In 1998, the party won seven Knesset seats, and he became Minister of Industry and Trade, Minister of Housing and Construction and Deputy Prime Minister from March 2001 until February 2003.
In February 2003, Natan Sharansky was appointed Minister without Portfolio, responsible for Jerusalem, social and Diaspora affairs. Opposed to Ariel Sharon's disengagement plan, he resigned in from the Cabinet in May 2005.
He is among those who says criticism of Israel can be a sophisticated form of antisemitism, hiding behind what can be legitimate criticism of the state.  His criteria are that antisemitic attacks on Israel:
- "demonization", when Israel's actions are blown out of all sensible proportion", such as comparing Israeli to Nazi actions
- "double standards. When criticism of Israel is applied selectively; when Israel is singled out by the United Nations for human rights abuses while the behavior of known and major abusers, such as China, Iran, Cuba, and Syria, is ignored"

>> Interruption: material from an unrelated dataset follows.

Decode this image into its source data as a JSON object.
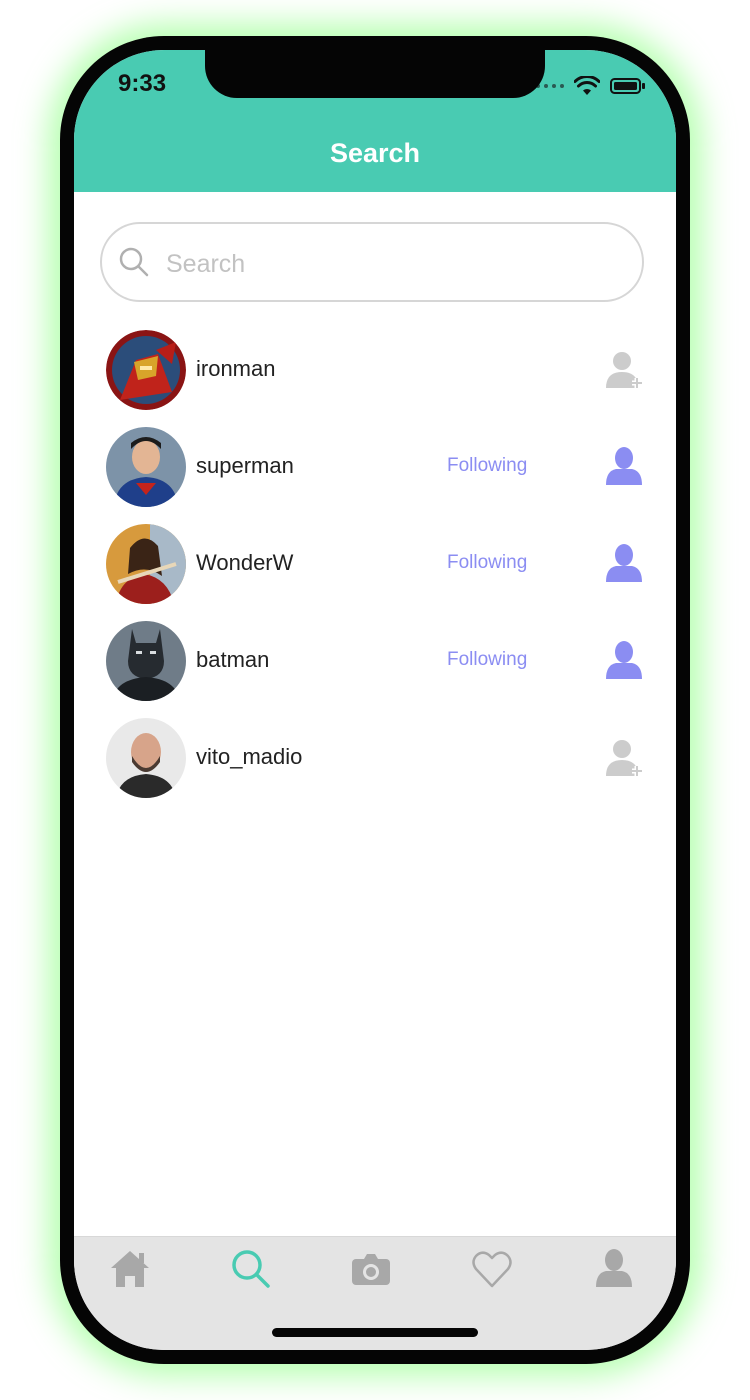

- "delegitimization", denying the right of Israel to exist, "alone among all peoples in the world"
In November 2006 Natan Sharansky resigned from the Knesset and assumed the position of Chairman of the newly established Adelson Institute for Strategic Studies of the Shalem Center in Jerusalem.

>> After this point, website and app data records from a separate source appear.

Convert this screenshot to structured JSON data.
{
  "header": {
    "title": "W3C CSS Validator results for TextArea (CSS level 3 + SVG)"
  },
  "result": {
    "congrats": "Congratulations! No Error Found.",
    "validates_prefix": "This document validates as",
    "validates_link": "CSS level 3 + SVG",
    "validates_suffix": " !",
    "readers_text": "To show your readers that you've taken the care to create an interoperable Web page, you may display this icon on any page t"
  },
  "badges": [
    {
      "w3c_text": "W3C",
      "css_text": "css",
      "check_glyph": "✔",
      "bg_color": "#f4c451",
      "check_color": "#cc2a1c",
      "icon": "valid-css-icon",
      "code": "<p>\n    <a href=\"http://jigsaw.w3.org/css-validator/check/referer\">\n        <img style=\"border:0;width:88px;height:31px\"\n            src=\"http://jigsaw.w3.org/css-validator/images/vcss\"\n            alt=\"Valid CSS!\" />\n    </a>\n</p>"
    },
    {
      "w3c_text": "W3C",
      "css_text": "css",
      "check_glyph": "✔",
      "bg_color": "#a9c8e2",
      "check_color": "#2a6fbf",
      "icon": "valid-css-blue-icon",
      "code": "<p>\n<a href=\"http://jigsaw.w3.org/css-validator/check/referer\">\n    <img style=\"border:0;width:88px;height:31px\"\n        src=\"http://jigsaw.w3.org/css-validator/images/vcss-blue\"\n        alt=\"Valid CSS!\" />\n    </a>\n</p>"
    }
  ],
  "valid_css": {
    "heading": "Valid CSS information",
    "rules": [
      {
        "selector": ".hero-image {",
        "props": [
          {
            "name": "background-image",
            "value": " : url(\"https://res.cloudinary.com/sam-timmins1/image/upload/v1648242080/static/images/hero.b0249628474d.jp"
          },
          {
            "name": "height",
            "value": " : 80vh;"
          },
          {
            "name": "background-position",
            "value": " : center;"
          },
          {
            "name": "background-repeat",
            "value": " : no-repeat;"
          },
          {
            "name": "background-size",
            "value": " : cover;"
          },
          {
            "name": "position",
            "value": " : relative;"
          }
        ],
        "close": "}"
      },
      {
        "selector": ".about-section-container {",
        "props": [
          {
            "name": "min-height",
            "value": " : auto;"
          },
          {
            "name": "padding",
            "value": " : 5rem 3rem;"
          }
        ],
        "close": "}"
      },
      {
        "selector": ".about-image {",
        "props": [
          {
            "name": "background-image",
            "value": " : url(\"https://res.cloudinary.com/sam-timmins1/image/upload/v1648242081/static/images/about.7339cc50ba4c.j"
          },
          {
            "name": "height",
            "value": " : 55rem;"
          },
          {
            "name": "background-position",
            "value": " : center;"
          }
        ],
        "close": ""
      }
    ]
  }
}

Jewish Agency and world Zionism
In June 2009, he was elected and sworn in as Chairman of The Jewish Agency for Israel, which has the responsibility of encouraging emigration of Jews to Israel. In his acceptance speech, he said "We live in a world of post-identity, as they used to call it, where for many people in the free world any connection to their religion, to their people, to their roots, their history seem is like something that goes against the principles of freedom," explaining Jews are especially threatened because of high assimilation rates in the Diaspora and a weakening connection to Jews in Israel. "Because of that one of the great principles and aims of this organization was and will be aliyah to Israel. But how do we bring immigrants from the United States, France or from England, if you are not strengthening their identity with their own people? And so this becomes our biggest challenge."

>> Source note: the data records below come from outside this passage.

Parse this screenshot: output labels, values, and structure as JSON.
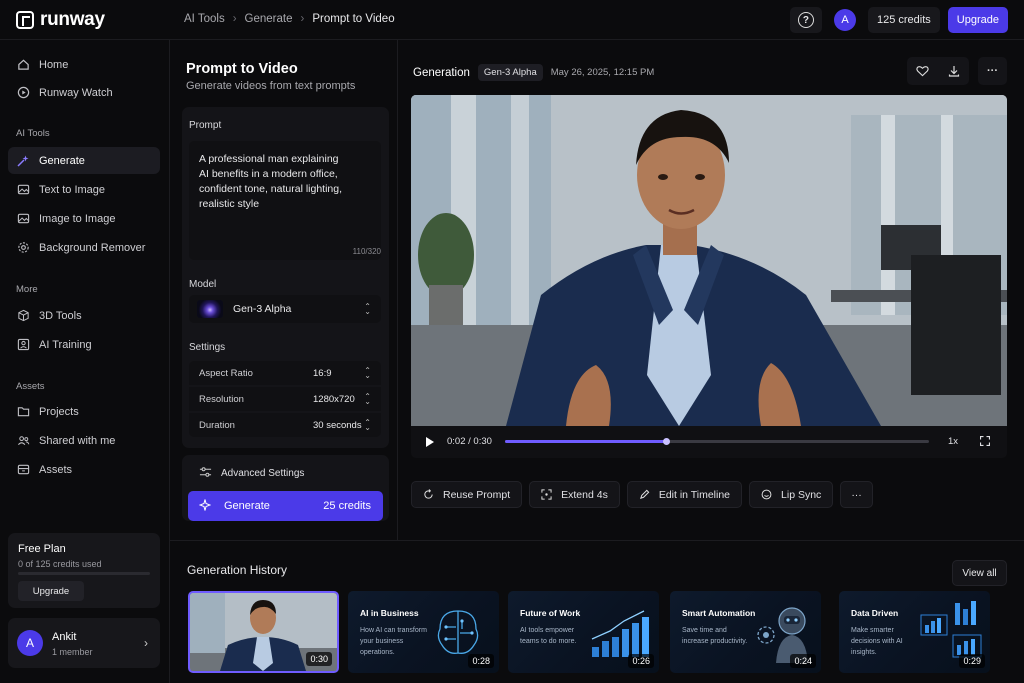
{
  "app": {
    "logo_text": "runway"
  },
  "breadcrumb": [
    "AI Tools",
    "Generate",
    "Prompt to Video"
  ],
  "header": {
    "avatar_initial": "A",
    "credits": "125 credits",
    "upgrade": "Upgrade"
  },
  "sidebar": {
    "top_items": [
      {
        "label": "Home",
        "icon": "home-icon"
      },
      {
        "label": "Runway Watch",
        "icon": "play-circle-icon"
      }
    ],
    "sections": {
      "ai_tools": "AI Tools",
      "more": "More",
      "assets": "Assets"
    },
    "ai_tools": [
      {
        "label": "Generate",
        "icon": "sparkle-icon",
        "active": true
      },
      {
        "label": "Text to Image",
        "icon": "image-icon"
      },
      {
        "label": "Image to Image",
        "icon": "image-icon"
      },
      {
        "label": "Background Remover",
        "icon": "gear-icon"
      }
    ],
    "more": [
      {
        "label": "3D Tools",
        "icon": "cube-icon"
      },
      {
        "label": "AI Training",
        "icon": "training-icon"
      }
    ],
    "assets": [
      {
        "label": "Projects",
        "icon": "folder-icon"
      },
      {
        "label": "Shared with me",
        "icon": "users-icon"
      },
      {
        "label": "Assets",
        "icon": "box-icon"
      }
    ],
    "plan": {
      "title": "Free Plan",
      "usage": "0 of 125 credits used",
      "used_fraction": 0,
      "button": "Upgrade"
    },
    "user": {
      "initial": "A",
      "name": "Ankit",
      "sub": "1 member"
    }
  },
  "panel": {
    "title": "Prompt to Video",
    "subtitle": "Generate videos from text prompts",
    "prompt_label": "Prompt",
    "prompt_text": "A professional man explaining\nAI benefits in a modern office,\nconfident tone, natural lighting,\nrealistic style",
    "counter": "110/320",
    "model_label": "Model",
    "model_value": "Gen-3 Alpha",
    "settings_label": "Settings",
    "settings": [
      {
        "label": "Aspect Ratio",
        "value": "16:9"
      },
      {
        "label": "Resolution",
        "value": "1280x720"
      },
      {
        "label": "Duration",
        "value": "30 seconds"
      }
    ],
    "advanced": "Advanced Settings",
    "generate": "Generate",
    "generate_credits": "25 credits"
  },
  "main": {
    "title": "Generation",
    "badge": "Gen-3 Alpha",
    "date": "May 26, 2025, 12:15 PM",
    "time": "0:02 / 0:30",
    "progress": 0.38,
    "speed": "1x",
    "actions": [
      {
        "label": "Reuse Prompt",
        "icon": "reuse-icon"
      },
      {
        "label": "Extend 4s",
        "icon": "extend-icon"
      },
      {
        "label": "Edit in Timeline",
        "icon": "edit-icon"
      },
      {
        "label": "Lip Sync",
        "icon": "lip-sync-icon"
      }
    ]
  },
  "history": {
    "title": "Generation History",
    "view_all": "View all",
    "items": [
      {
        "title": "",
        "desc": "",
        "duration": "0:30"
      },
      {
        "title": "AI in Business",
        "desc": "How AI can transform your business operations.",
        "duration": "0:28"
      },
      {
        "title": "Future of Work",
        "desc": "AI tools empower teams to do more.",
        "duration": "0:26"
      },
      {
        "title": "Smart Automation",
        "desc": "Save time and increase productivity.",
        "duration": "0:24"
      },
      {
        "title": "Data Driven",
        "desc": "Make smarter decisions with AI insights.",
        "duration": "0:29"
      }
    ]
  },
  "colors": {
    "accent": "#4b3ae8",
    "accent_light": "#6f5cff",
    "bg": "#0b0b0d"
  }
}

His appointment represented a political compromise with American donors, who would not accept him as the head of the World Zionist Organization, traditionally also held by the head of the Jewish Agency. The Israeli government accepted, reluctantly.He described his philosophy for the role:
One of the biggest challenges is the weakening of [Jewish] identify and assimilation all over the world...In Israel we are lucky that we don?t have assimilation, but we have a weakening of the connection of the Jewish people with their roots, with their history, with being part of the Jewish community. One of our main aims of course is [promoting] aliyah, but today when more than 90 percent of the world's Jews live either in Israel, America, France or [other safe] countries like this, you cannot encourage people to make aliyah if they don't have a strong [Jewish] identity...When I hear that the reason why only 15 percent of American Jewish kids receive a Jewish education is because it's too expensive, that's only a very small part of the truth. It's expensive but many also believe it's against American ideals to give children a Jewish education. That's a big problem. 
- Natan (Anatoly) Sharansky, Jewish Virtual Library
- Natan Sharansky (November 2002), "A Road Map that Leads Straight Back to Oslo", Jerusalem Post
- Natan Sharanksky (1998), Fear No Evil, PublicAffairs, ISBN 1891620029
- Tom Rose (June 21, 2004), "The View from the Gulag; An interview with Natan Sharansky: He describes the "beautiful moment" when the news of the Evil Empire speech reached Siberia.", Weekly Standard
- Natan Sharansky (26 June 2009), "The prescience of protest: The West should listen to the dissidents in Iran craving freedom -- they can feel the future", Los Angeles Times
- Natan Sharansky (Fall 2004), "3D Test of Anti-Semitism: Demonization, Double Standards, Delegitimization", Jewish Political Studies Review
- Raphael Ahren and Nir Hasson (25 June 2009), "Sharansky sworn in as Jewish Agency chief", Haaretz